Available Assistance Options for Low-Income Students
Federal Pell Grants
Attending college can be quite costly. Luckily, there are grant programs in place to help make getting an education affordable. Federal Pell Grants are the most common form of federal grant issued to students.
Pell Grants are not like loans, which means you don’t have to pay them back. As you might guess, there is a lot of competition for Pell Grants because – for students – they basically amount to free money. Most Pell Grants are issued to undergraduate students who are low-income or belong to low-income families; however, there are other eligibility requirements as well.
In the end, your eligibility is determined by the Department of Education. In order to find out whether or not you qualify to receive aid, you must complete the Free Application for Federal Student Aid, commonly referred to by its acronym, FAFSA. You may fill out the application online as early as January 1 of every year.
Can I have some more details?
Nearly all Pell Grants are issued to undergraduate students who don’t already have a degree. In order to continue the advancement of education for American children, the Department of Education may also issue Pell Grants to students taking teacher certificate courses, even after they’ve received an undergraduate degree.
For many people, the most important thing about Pell Grants is that they do not require repayment, but in reality the most important thing to remember about Pell Grants is that they are a gateway to additional funding.
Many other financial aid sources, both federal and otherwise, look to the FAFSA to determine eligibility. That means that even if you don’t qualify for a Pell Grant, completing the FAFSA may be the only way to make yourself eligible for any number of other financial aid opportunities. For instance, if you are hoping to receive aid from the Academic Competitiveness Grant, you better have a completed FAFSA on file!

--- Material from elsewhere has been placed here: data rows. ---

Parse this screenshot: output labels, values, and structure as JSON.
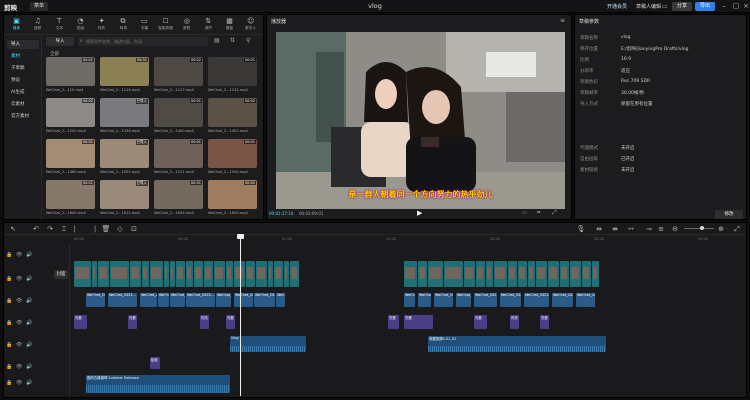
{
  "app": {
    "logo": "剪映",
    "menu": "菜单",
    "title": "vlog",
    "vip_label": "开通会员",
    "vip_label2": "草稿人编辑",
    "share": "分享",
    "export": "导出"
  },
  "tools": [
    {
      "label": "媒体",
      "icon": "▣"
    },
    {
      "label": "音频",
      "icon": "♫"
    },
    {
      "label": "文本",
      "icon": "T"
    },
    {
      "label": "贴纸",
      "icon": "◔"
    },
    {
      "label": "特效",
      "icon": "✦"
    },
    {
      "label": "转场",
      "icon": "⧉"
    },
    {
      "label": "字幕",
      "icon": "▭"
    },
    {
      "label": "智能剪辑",
      "icon": "☐"
    },
    {
      "label": "滤镜",
      "icon": "◎"
    },
    {
      "label": "调节",
      "icon": "⇅"
    },
    {
      "label": "模板",
      "icon": "▦"
    },
    {
      "label": "数字人",
      "icon": "☺"
    }
  ],
  "sidebar": [
    "导入",
    "素材",
    "子草稿",
    "预设",
    "AI生成",
    "云素材",
    "官方素材"
  ],
  "media": {
    "import_label": "导入",
    "search_placeholder": "搜索文件名称、描述内容、台词",
    "all_label": "全部"
  },
  "media_items": [
    {
      "cap": "WeChat_2...110.mp4",
      "dur": "00:01",
      "color": "#6e6a66"
    },
    {
      "cap": "WeChat_2...1114.mp4",
      "dur": "00:01",
      "color": "#8a7f55"
    },
    {
      "cap": "WeChat_2...1127.mp4",
      "dur": "00:02",
      "color": "#4d4844"
    },
    {
      "cap": "WeChat_2...1142.mp4",
      "dur": "00:01",
      "color": "#3a3836"
    },
    {
      "cap": "WeChat_2...1200.mp4",
      "dur": "00:02",
      "color": "#8d8a88"
    },
    {
      "cap": "WeChat_2...1338.mp4",
      "dur": "已导入",
      "color": "#7b7b7e"
    },
    {
      "cap": "WeChat_2...1400.mp4",
      "dur": "00:01",
      "color": "#504a44"
    },
    {
      "cap": "WeChat_2...1402.mp4",
      "dur": "00:02",
      "color": "#5c5146"
    },
    {
      "cap": "WeChat_2...1460.mp4",
      "dur": "00:01",
      "color": "#a48c74"
    },
    {
      "cap": "WeChat_2...1502.mp4",
      "dur": "已导入",
      "color": "#9c8a78"
    },
    {
      "cap": "WeChat_2...1511.mp4",
      "dur": "00:01",
      "color": "#6c6058"
    },
    {
      "cap": "WeChat_2...1540.mp4",
      "dur": "00:01",
      "color": "#7a5446"
    },
    {
      "cap": "WeChat_2...1600.mp4",
      "dur": "00:01",
      "color": "#86786a"
    },
    {
      "cap": "WeChat_2...1612.mp4",
      "dur": "已导入",
      "color": "#9a8a7c"
    },
    {
      "cap": "WeChat_2...1634.mp4",
      "dur": "00:01",
      "color": "#746a5e"
    },
    {
      "cap": "WeChat_2...1650.mp4",
      "dur": "00:01",
      "color": "#a07c60"
    }
  ],
  "player": {
    "title": "播放器",
    "subtitle": "是一群人朝着同一个方向努力的热乎劲儿",
    "time_current": "00:01:27:10",
    "time_total": "00:03:09:01"
  },
  "details": {
    "title": "草稿参数",
    "rows": [
      {
        "k": "草稿名称",
        "v": "vlog"
      },
      {
        "k": "保存位置",
        "v": "E:/剪映/JianyingPro Drafts/vlog"
      },
      {
        "k": "比例",
        "v": "16:9"
      },
      {
        "k": "分辨率",
        "v": "适应"
      },
      {
        "k": "草稿色彩",
        "v": "Rec.709 SDR"
      },
      {
        "k": "草稿帧率",
        "v": "30.00帧/秒"
      },
      {
        "k": "导入方式",
        "v": "保留在原有位置"
      },
      {
        "k": "代理模式",
        "v": "未开启"
      },
      {
        "k": "自由层级",
        "v": "已开启"
      },
      {
        "k": "素材链接",
        "v": "未开启"
      }
    ],
    "edit_label": "修改"
  },
  "timeline": {
    "ticks": [
      "00:00",
      "00:30",
      "01:00",
      "01:30",
      "02:00",
      "02:30",
      "03:00",
      "03:30"
    ],
    "cover_label": "封面",
    "text_clips": [
      "WeChat_2023...",
      "WeChat_2023...",
      "WeChat_2023...",
      "WeChat_2023...",
      "WeChat_2023...",
      "WeChat_2023...",
      "WeChat_2023..."
    ],
    "effect_labels": [
      "光晕",
      "光晕",
      "闪光",
      "光晕",
      "光晕"
    ],
    "audio_clips": [
      {
        "label": "Vlog"
      },
      {
        "label": "收藏视频0.01_52"
      }
    ],
    "sticker_label": "贴纸",
    "music_label": "国风古典钢琴 Summer Embrace"
  },
  "colors": {
    "accent": "#3ee3f7",
    "video_clip": "#1f6f74",
    "text_clip": "#2c5a86",
    "audio_clip": "#1f4f7a",
    "effect_clip": "#4a3f84"
  }
}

Are there specific eligibility requirements I should be aware of?
Pell Grants are not just awarded to any and all undergraduate students. They are primarily reserved for those who have high “financial need.” The larger the gap between what a student (and/or his family) earns and the cost of an education, the more likely he is to receive aid.
Families with incomes of up to $50,000 annually are eligible. In reality, a large portion of the grants go to families with less than $20,000 in annual earnings.
Past that, it’s hard to say whether an individual is likely to be approved. Congress has to approve the formula used to decide where the eligibility line is drawn, but there are many factors to be considered. After the Department of Education has reviewed your application, you’ll receive a Student Aid Report detailing your eligibility. Your schools of interest will also receive a copy.
How much might I receive?
You may only be awarded one Pell Grant per school year, and in 2013-14, the maximum grant was $5,635. In 2014-15, the maximum is $5,730. Each year the maximum is reevaluated and adjusted according to perceived need.
What you individually receive depends on lots of things, including your Expected Family Contribution (EFC), your school’s Cost of Attendance (COA), full-time enrollment status, etc.
Most people do not receive the maximum amount, however students who have had parents or guardians killed serving in post-9/11 military conflicts may be eligible for larger Pell Grants, if they meet certain criteria.
How do I get the money?
The Department of Education issues each college and university enough funds to pay all of the Federal Pell Grants owed to that school’s students. Your school may send you a check, credit your tuition account directly, or use some combination of those award methods. Your school is obligated to tell you how they’ll pay you ahead of time.
You won’t receive a one-time lump sum payment. Your school is required to pay you at least twice per year. Usually those payments are spread out, with one payment occurring each term.
Where do I apply?
You can apply online at the FAFSA website. If you prefer a paper application, call 800-4-FED-AID (433-3243). Contact the school(s) you are attending or interested in attending to determine when they want you to have completed filing your FAFSA.